I have been treading water for a few years now. Letting life pass me by while I overcame some personal challenges, which I can say has been done. Rear view mirror. Check. Complete.
As this first day of 2024 progresses I have put my time to good use. This will not be a year I will allow to pass. I am making changes. One way or another, I will not be in the same place by the end of this year.
To this goal, I used some of the holiday period to retrain. More accurately, to focus on and hone my existing skill set. Over the years I have made and managed projects of many sizes, in more than a dozen careers. Delivering results along the way. Either as a solo operator, or running teams both small and large to meet the required objectives. On time, on budget, on point. Get the job done. That’s the point.
I have no official certifications. Never got that degree. So I thought it was time to formalise some of that experience and skill set, and engaged in the Six Sigma Green Belt project management program. Six Sigma has a 370 page manual, freely available to those that can stomach this amount of reading. Knock yourself out. Six Sigma is defined in the manual as “… both a methodology for process improvement and a statistical concept that seeks to define the variation inherent in any process”.
In English, it makes things better.
Six Sigma is a framework to reduce the delta between theoretical perfection and real-world scenarios. Specifically, it allows analysis of any process to determine what needs to be improved, how easily, how much, how long it will take, and at what approximate cost. All using the actual available data. That kind of detail is really popular with executive teams.
The ability to say “The data shows that this process can be done 30% cheaper, using fewer resources, and resolving four primary pain points” is a persuasive argument that is hard to ignore, especially when borne out with actual data.
Six Sigma covers the entire gamut of change management and process improvement, using real-world data to perform statistical analysis, hypothesis projection, management presentations and reports, right up to control processes and project sign off on completion. Quite comprehensive. And I am pleased to say that I learned a few things and added some new tools to my toolbox, which I can and will use on all future projects.

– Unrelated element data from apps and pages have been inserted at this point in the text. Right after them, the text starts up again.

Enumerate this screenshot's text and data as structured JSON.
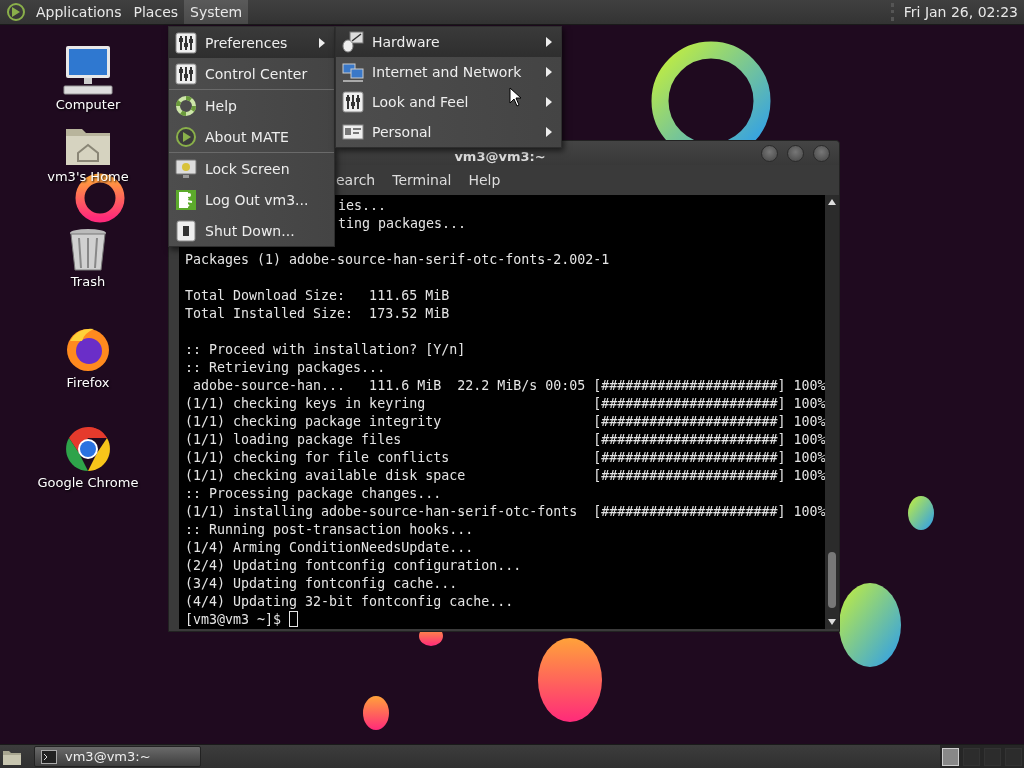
{
  "top_panel": {
    "menus": [
      {
        "label": "Applications",
        "selected": false
      },
      {
        "label": "Places",
        "selected": false
      },
      {
        "label": "System",
        "selected": true
      }
    ],
    "clock": "Fri Jan 26, 02:23"
  },
  "desktop_icons": [
    {
      "label": "Computer"
    },
    {
      "label": "vm3's Home"
    },
    {
      "label": "Trash"
    },
    {
      "label": "Firefox"
    },
    {
      "label": "Google Chrome"
    }
  ],
  "terminal": {
    "title": "vm3@vm3:~",
    "menubar": [
      "earch",
      "Terminal",
      "Help"
    ],
    "lines": [
      {
        "kind": "covered",
        "text": "ies..."
      },
      {
        "kind": "covered",
        "text": "ting packages..."
      },
      {
        "kind": "blank"
      },
      {
        "kind": "text",
        "text": "Packages (1) adobe-source-han-serif-otc-fonts-2.002-1"
      },
      {
        "kind": "blank"
      },
      {
        "kind": "text",
        "text": "Total Download Size:   111.65 MiB"
      },
      {
        "kind": "text",
        "text": "Total Installed Size:  173.52 MiB"
      },
      {
        "kind": "blank"
      },
      {
        "kind": "text",
        "text": ":: Proceed with installation? [Y/n]"
      },
      {
        "kind": "text",
        "text": ":: Retrieving packages..."
      },
      {
        "kind": "text",
        "text": " adobe-source-han...   111.6 MiB  22.2 MiB/s 00:05 [######################] 100%"
      },
      {
        "kind": "text",
        "text": "(1/1) checking keys in keyring                     [######################] 100%"
      },
      {
        "kind": "text",
        "text": "(1/1) checking package integrity                   [######################] 100%"
      },
      {
        "kind": "text",
        "text": "(1/1) loading package files                        [######################] 100%"
      },
      {
        "kind": "text",
        "text": "(1/1) checking for file conflicts                  [######################] 100%"
      },
      {
        "kind": "text",
        "text": "(1/1) checking available disk space                [######################] 100%"
      },
      {
        "kind": "text",
        "text": ":: Processing package changes..."
      },
      {
        "kind": "text",
        "text": "(1/1) installing adobe-source-han-serif-otc-fonts  [######################] 100%"
      },
      {
        "kind": "text",
        "text": ":: Running post-transaction hooks..."
      },
      {
        "kind": "text",
        "text": "(1/4) Arming ConditionNeedsUpdate..."
      },
      {
        "kind": "text",
        "text": "(2/4) Updating fontconfig configuration..."
      },
      {
        "kind": "text",
        "text": "(3/4) Updating fontconfig cache..."
      },
      {
        "kind": "text",
        "text": "(4/4) Updating 32-bit fontconfig cache..."
      }
    ],
    "prompt": "[vm3@vm3 ~]$"
  },
  "system_menu": {
    "items": [
      {
        "kind": "item",
        "label": "Preferences",
        "selected": true,
        "submenu": true
      },
      {
        "kind": "item",
        "label": "Control Center",
        "selected": false,
        "submenu": false
      },
      {
        "kind": "separator"
      },
      {
        "kind": "item",
        "label": "Help",
        "selected": false,
        "submenu": false
      },
      {
        "kind": "item",
        "label": "About MATE",
        "selected": false,
        "submenu": false
      },
      {
        "kind": "separator"
      },
      {
        "kind": "item",
        "label": "Lock Screen",
        "selected": false,
        "submenu": false
      },
      {
        "kind": "item",
        "label": "Log Out vm3...",
        "selected": false,
        "submenu": false
      },
      {
        "kind": "item",
        "label": "Shut Down...",
        "selected": false,
        "submenu": false
      }
    ]
  },
  "preferences_submenu": {
    "items": [
      {
        "kind": "item",
        "label": "Hardware",
        "selected": true,
        "submenu": true
      },
      {
        "kind": "item",
        "label": "Internet and Network",
        "selected": false,
        "submenu": true
      },
      {
        "kind": "item",
        "label": "Look and Feel",
        "selected": false,
        "submenu": true
      },
      {
        "kind": "item",
        "label": "Personal",
        "selected": false,
        "submenu": true
      }
    ]
  },
  "taskbar": {
    "tasks": [
      {
        "label": "vm3@vm3:~",
        "selected": true
      }
    ]
  }
}
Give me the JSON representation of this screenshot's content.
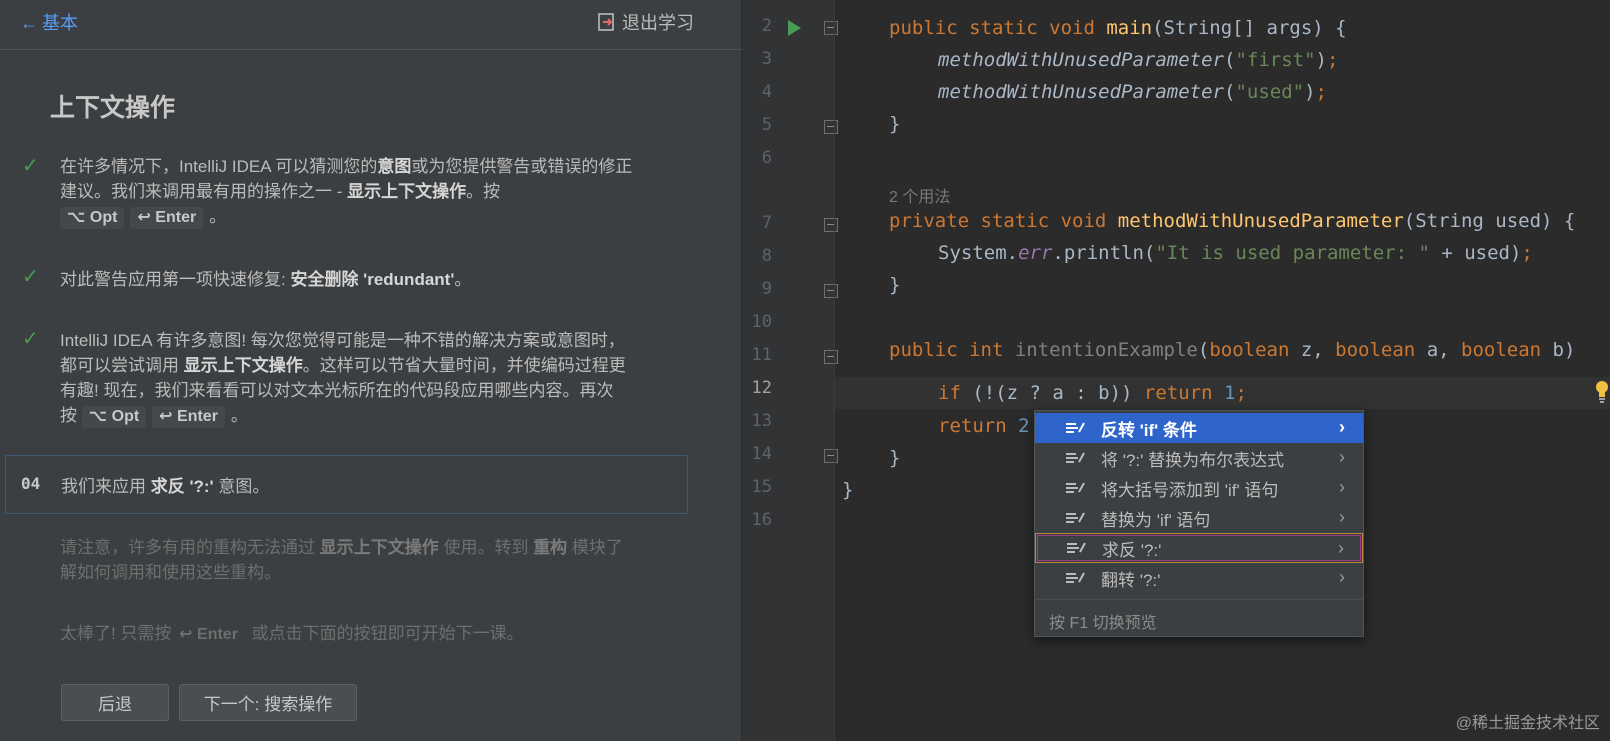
{
  "learn": {
    "back_label": "基本",
    "exit_label": "退出学习",
    "title": "上下文操作",
    "step1": {
      "t1": "在许多情况下，IntelliJ IDEA 可以猜测您的",
      "t1b": "意图",
      "t2": "或为您提供警告或错误的修正",
      "t3": "建议。我们来调用最有用的操作之一 - ",
      "t3b": "显示上下文操作",
      "t4": "。按",
      "k1": "⌥ Opt",
      "k2": "↩ Enter",
      "t5": "。"
    },
    "step2": {
      "t1": "对此警告应用第一项快速修复: ",
      "t1b": "安全删除 'redundant'",
      "t2": "。"
    },
    "step3": {
      "t1": "IntelliJ IDEA 有许多意图! 每次您觉得可能是一种不错的解决方案或意图时，",
      "t2": "都可以尝试调用 ",
      "t2b": "显示上下文操作",
      "t3": "。这样可以节省大量时间，并使编码过程更",
      "t4": "有趣! 现在，我们来看看可以对文本光标所在的代码段应用哪些内容。再次",
      "t5": "按",
      "k1": "⌥ Opt",
      "k2": "↩ Enter",
      "t6": "。"
    },
    "current": {
      "num": "04",
      "t1": "我们来应用 ",
      "t1b": "求反 '?:'",
      "t2": " 意图。"
    },
    "note1": {
      "t1": "请注意，许多有用的重构无法通过 ",
      "t1b": "显示上下文操作",
      "t2": " 使用。转到 ",
      "t2b": "重构",
      "t3": " 模块了",
      "t4": "解如何调用和使用这些重构。"
    },
    "note2": {
      "t1": "太棒了! 只需按 ",
      "k1": "↩ Enter",
      "t2": " 或点击下面的按钮即可开始下一课。"
    },
    "btn_back": "后退",
    "btn_next": "下一个: 搜索操作"
  },
  "editor": {
    "line_numbers": [
      "2",
      "3",
      "4",
      "5",
      "6",
      "7",
      "8",
      "9",
      "10",
      "11",
      "12",
      "13",
      "14",
      "15",
      "16"
    ],
    "usages_hint": "2 个用法",
    "code": {
      "l2_kw": "public static void ",
      "l2_fn": "main",
      "l2_rest": "(String[] args) {",
      "l3_call": "methodWithUnusedParameter",
      "l3_str": "\"first\"",
      "l4_call": "methodWithUnusedParameter",
      "l4_str": "\"used\"",
      "brace_close": "}",
      "l7_kw": "private static void ",
      "l7_fn": "methodWithUnusedParameter",
      "l7_rest": "(String used) {",
      "l8_a": "System.",
      "l8_field": "err",
      "l8_b": ".println(",
      "l8_str": "\"It is used parameter: \"",
      "l8_c": " + used)",
      "semi": ";",
      "l11_kw1": "public int ",
      "l11_fn": "intentionExample",
      "l11_p1": "(",
      "l11_kw2": "boolean",
      "l11_z": " z, ",
      "l11_kw3": "boolean",
      "l11_a": " a, ",
      "l11_kw4": "boolean",
      "l11_b": " b)",
      "l12_kw": "if",
      "l12_mid": " (!(z ? a : b)) ",
      "l12_ret": "return",
      "l12_num": "1",
      "l13_ret": "return",
      "l13_num": "2"
    }
  },
  "popup": {
    "items": [
      {
        "label": "反转 'if' 条件"
      },
      {
        "label": "将 '?:' 替换为布尔表达式"
      },
      {
        "label": "将大括号添加到 'if' 语句"
      },
      {
        "label": "替换为 'if' 语句"
      },
      {
        "label": "求反 '?:'"
      },
      {
        "label": "翻转 '?:'"
      }
    ],
    "footer": "按 F1 切换预览"
  },
  "watermark": "@稀土掘金技术社区",
  "colors": {
    "accent": "#589df6",
    "selection": "#2f65ca",
    "check": "#499c54"
  }
}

It’s useful to know, rather than guess at how to improve things.
I shall use this knowledge as I always use learning: As a springboard to reinvent myself. Again.
Because I like to do that every decade or so. It’s time.
Onward.share this with friends: